The prompt I’ve selected is “Who owns knowledge” I interpret this question to mean, “Who has control of knowledge and it’s dissemination” and “Who comes up with knowledge”. In this exhibition I will be investigating this prompt and attempting to answer these questions by exploring the ways in which figures of authority are able to determine what people know, how knowledge is derived and what constitutes ‘knowing’.

Axioms are statements or propositions which are regarded as being self- evidently true. Much of maths relies on axioms which are accepted so that mathematical discovery can be furthered. This axiom was taken from an in- class maths question about Integration. The question states that for a given function f(x), when x=0 and x=6 the answer will always be 5.

One way in which this object enriches this exhibition is by illustrating that knowledge is not always derived from understanding as shown by my peers and I who were able to solve the maths question despite not entirely understanding what the axiom required to solve it meant. Whilst my peers and I were able to solve this problem and attain knowledge on how to solve it, we

do not own the knowledge provided by the question as this stems from more than just the methodical knowledge required to solve it. The knowledge of the question also includes the knowledge of how the question was derived which is why the only people who own the knowledge of these questions are mathematicians like Euclid who formulate the questions themselves.

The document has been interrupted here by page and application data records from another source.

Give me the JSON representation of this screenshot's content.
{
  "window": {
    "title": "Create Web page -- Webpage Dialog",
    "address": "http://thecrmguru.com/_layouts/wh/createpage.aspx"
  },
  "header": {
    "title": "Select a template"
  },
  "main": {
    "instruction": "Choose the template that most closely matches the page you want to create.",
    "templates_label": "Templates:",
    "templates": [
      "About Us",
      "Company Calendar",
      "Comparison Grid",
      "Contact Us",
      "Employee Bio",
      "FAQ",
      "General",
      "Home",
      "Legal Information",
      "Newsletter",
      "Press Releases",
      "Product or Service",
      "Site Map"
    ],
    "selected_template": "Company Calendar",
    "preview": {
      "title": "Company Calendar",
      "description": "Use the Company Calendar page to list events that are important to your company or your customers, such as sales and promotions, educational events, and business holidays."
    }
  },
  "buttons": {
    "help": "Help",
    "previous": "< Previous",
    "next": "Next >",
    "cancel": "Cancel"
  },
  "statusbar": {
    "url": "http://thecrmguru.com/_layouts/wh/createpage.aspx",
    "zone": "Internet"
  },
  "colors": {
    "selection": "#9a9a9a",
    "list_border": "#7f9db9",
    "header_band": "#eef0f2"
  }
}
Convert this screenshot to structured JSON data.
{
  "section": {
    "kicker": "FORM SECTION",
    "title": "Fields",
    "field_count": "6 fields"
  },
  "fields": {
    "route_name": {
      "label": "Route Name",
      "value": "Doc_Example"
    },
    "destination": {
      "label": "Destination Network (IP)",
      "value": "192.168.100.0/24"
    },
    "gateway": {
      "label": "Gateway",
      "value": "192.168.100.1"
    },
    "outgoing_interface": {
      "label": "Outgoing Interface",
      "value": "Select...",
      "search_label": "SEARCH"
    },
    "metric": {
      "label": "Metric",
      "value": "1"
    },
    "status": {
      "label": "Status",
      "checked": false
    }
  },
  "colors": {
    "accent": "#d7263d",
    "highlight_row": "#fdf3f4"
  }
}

Another way this object adds to my exhibition is by illustrating that there are different types of knowledge, none of which are necessarily better or more valid than the others. Since there are different types of knowledge it means that there can also be different owners of knowledge. Mathematicians may own the theoretical knowledge of the question while students who solve the question can own the methodical knowledge. There doesn’t have to be a single owner of knowledge because each type of knowledge is unique.